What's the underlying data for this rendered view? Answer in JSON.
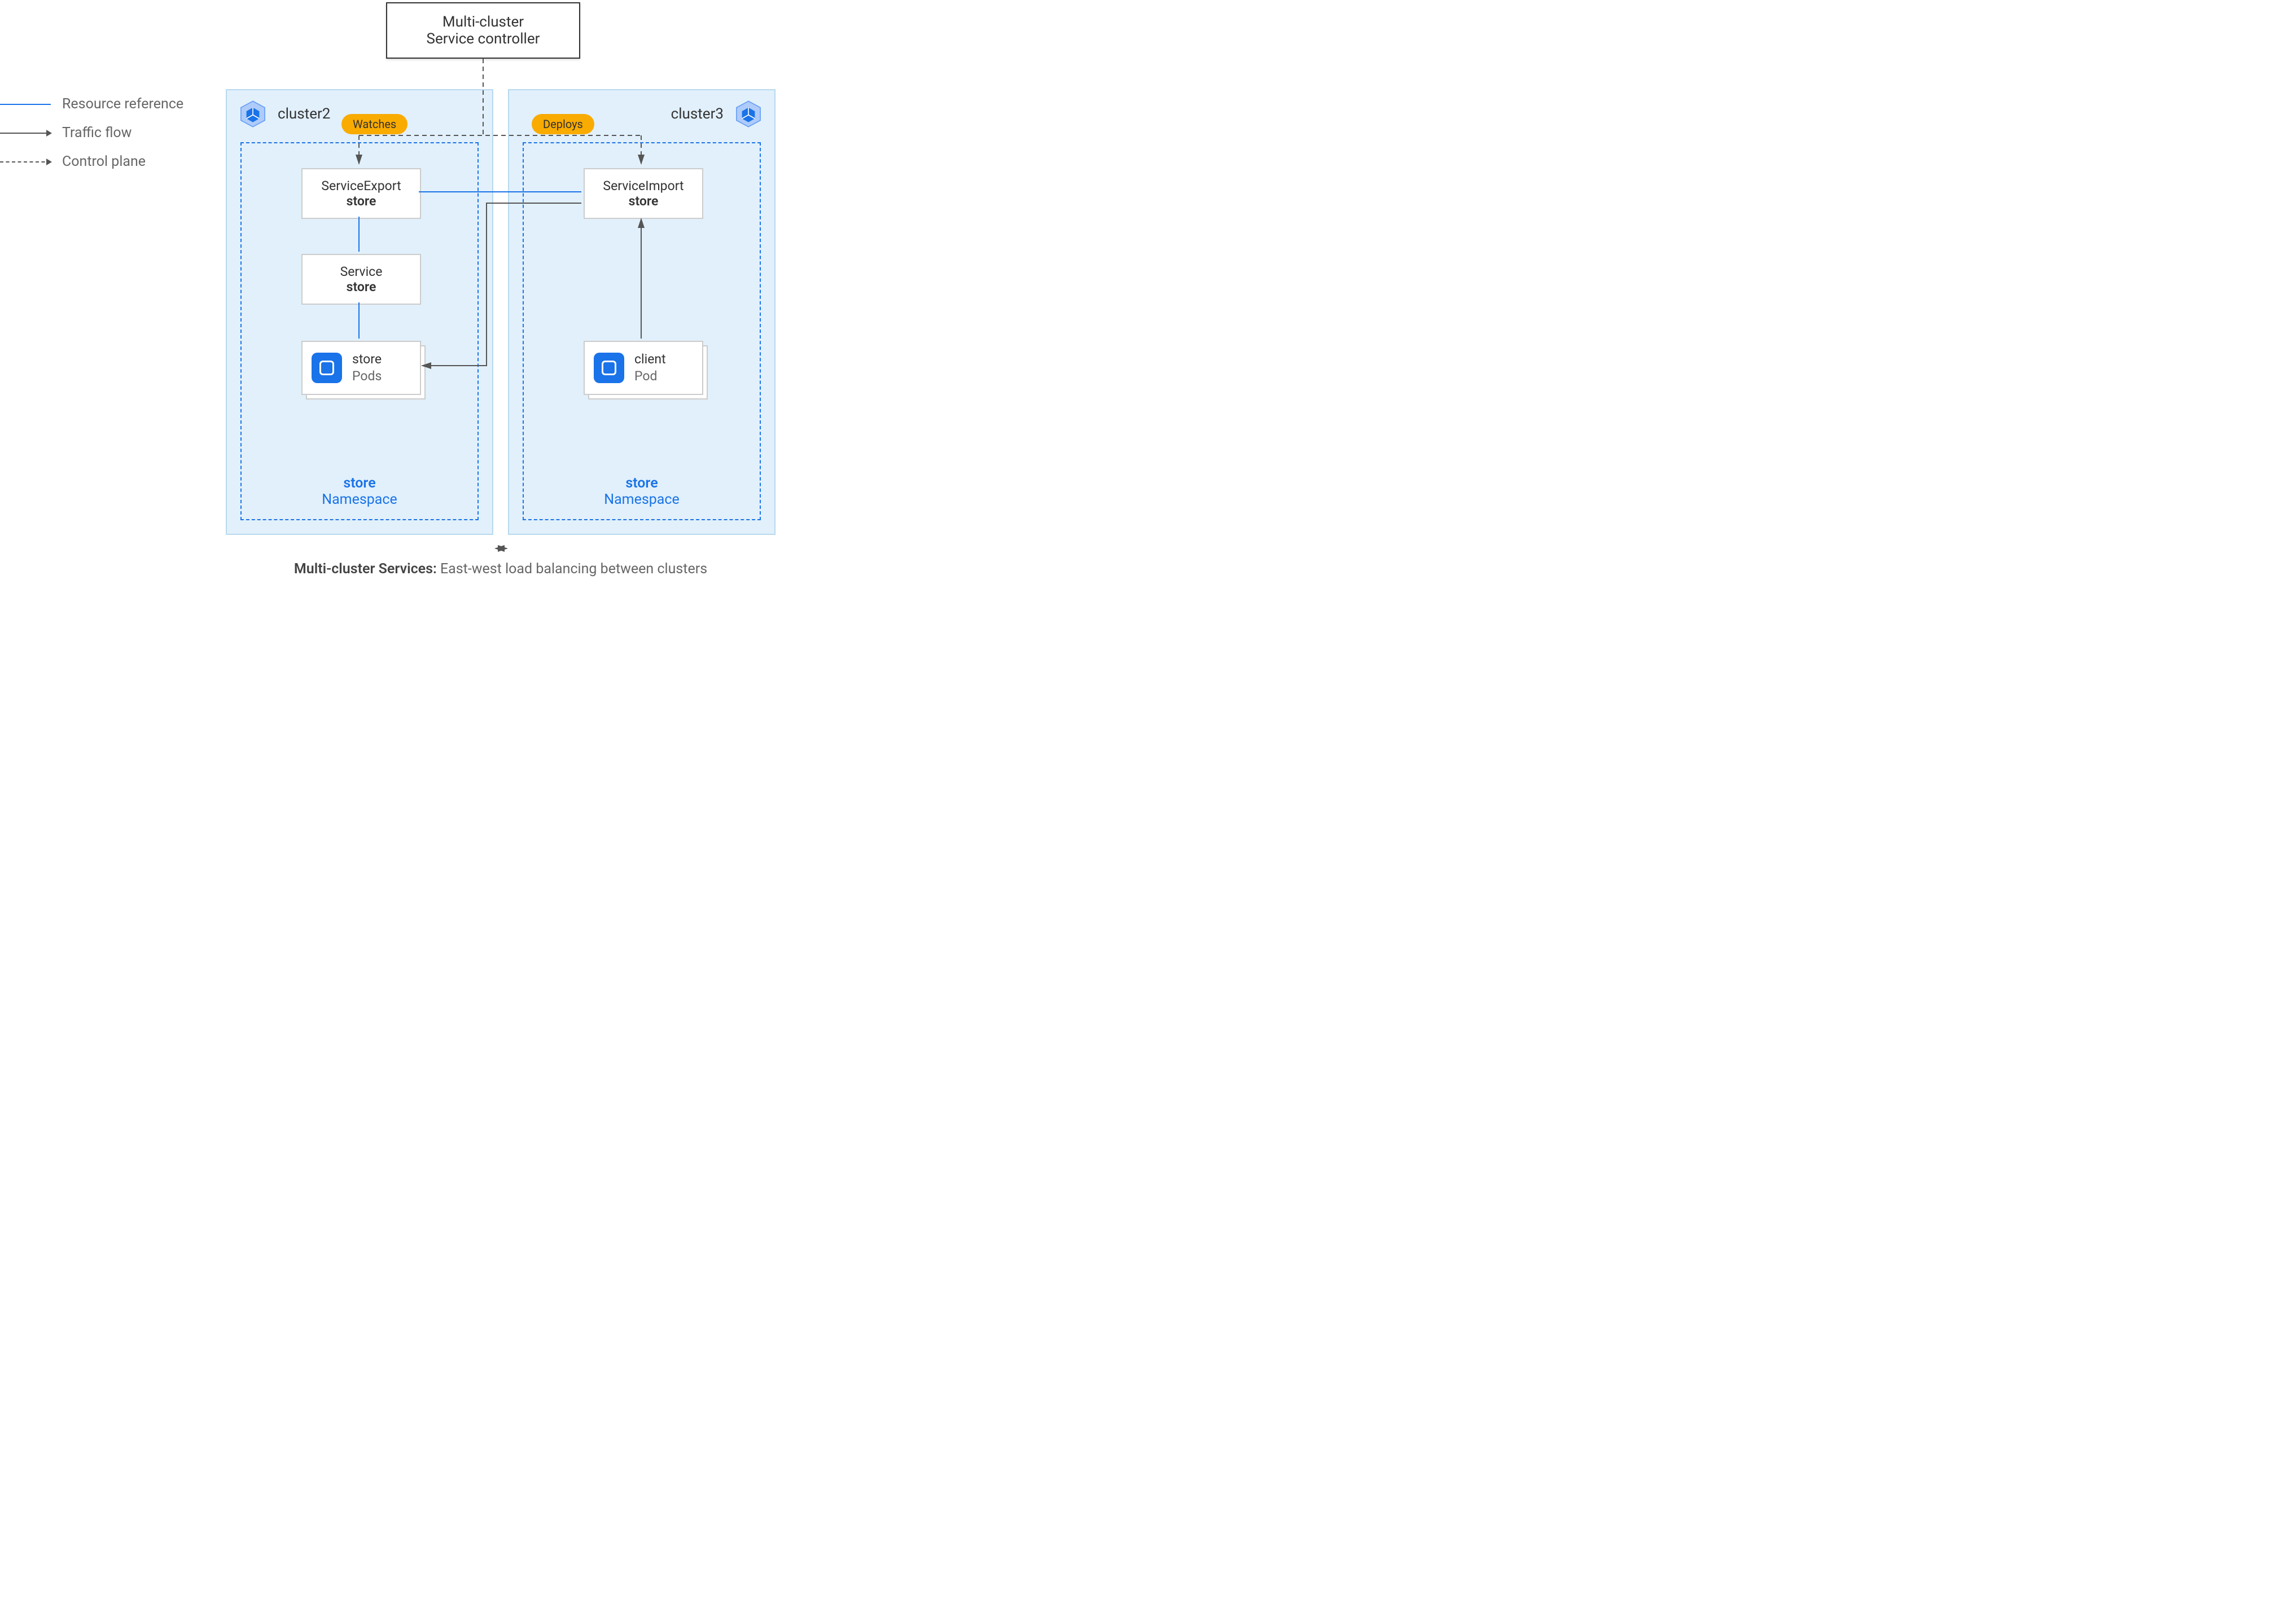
{
  "controller": {
    "line1": "Multi-cluster",
    "line2": "Service controller"
  },
  "legend": {
    "resource_reference": "Resource reference",
    "traffic_flow": "Traffic flow",
    "control_plane": "Control plane"
  },
  "badges": {
    "watches": "Watches",
    "deploys": "Deploys"
  },
  "cluster2": {
    "name": "cluster2",
    "namespace": {
      "name": "store",
      "label": "Namespace",
      "service_export": {
        "type": "ServiceExport",
        "name": "store"
      },
      "service": {
        "type": "Service",
        "name": "store"
      },
      "pods": {
        "name": "store",
        "label": "Pods"
      }
    }
  },
  "cluster3": {
    "name": "cluster3",
    "namespace": {
      "name": "store",
      "label": "Namespace",
      "service_import": {
        "type": "ServiceImport",
        "name": "store"
      },
      "pod": {
        "name": "client",
        "label": "Pod"
      }
    }
  },
  "caption": {
    "bold": "Multi-cluster Services:",
    "rest": " East-west load balancing between clusters"
  },
  "colors": {
    "cluster_bg": "#e1f0fb",
    "cluster_border": "#b8d9ee",
    "accent_blue": "#1a73e8",
    "badge_bg": "#f9ab00",
    "text_dark": "#333333",
    "text_muted": "#666666"
  }
}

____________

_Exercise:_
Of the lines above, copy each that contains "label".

_Solution to this exercise:_
      "label": "Namespace",
        "label": "Pods"
      "label": "Namespace",
        "label": "Pod"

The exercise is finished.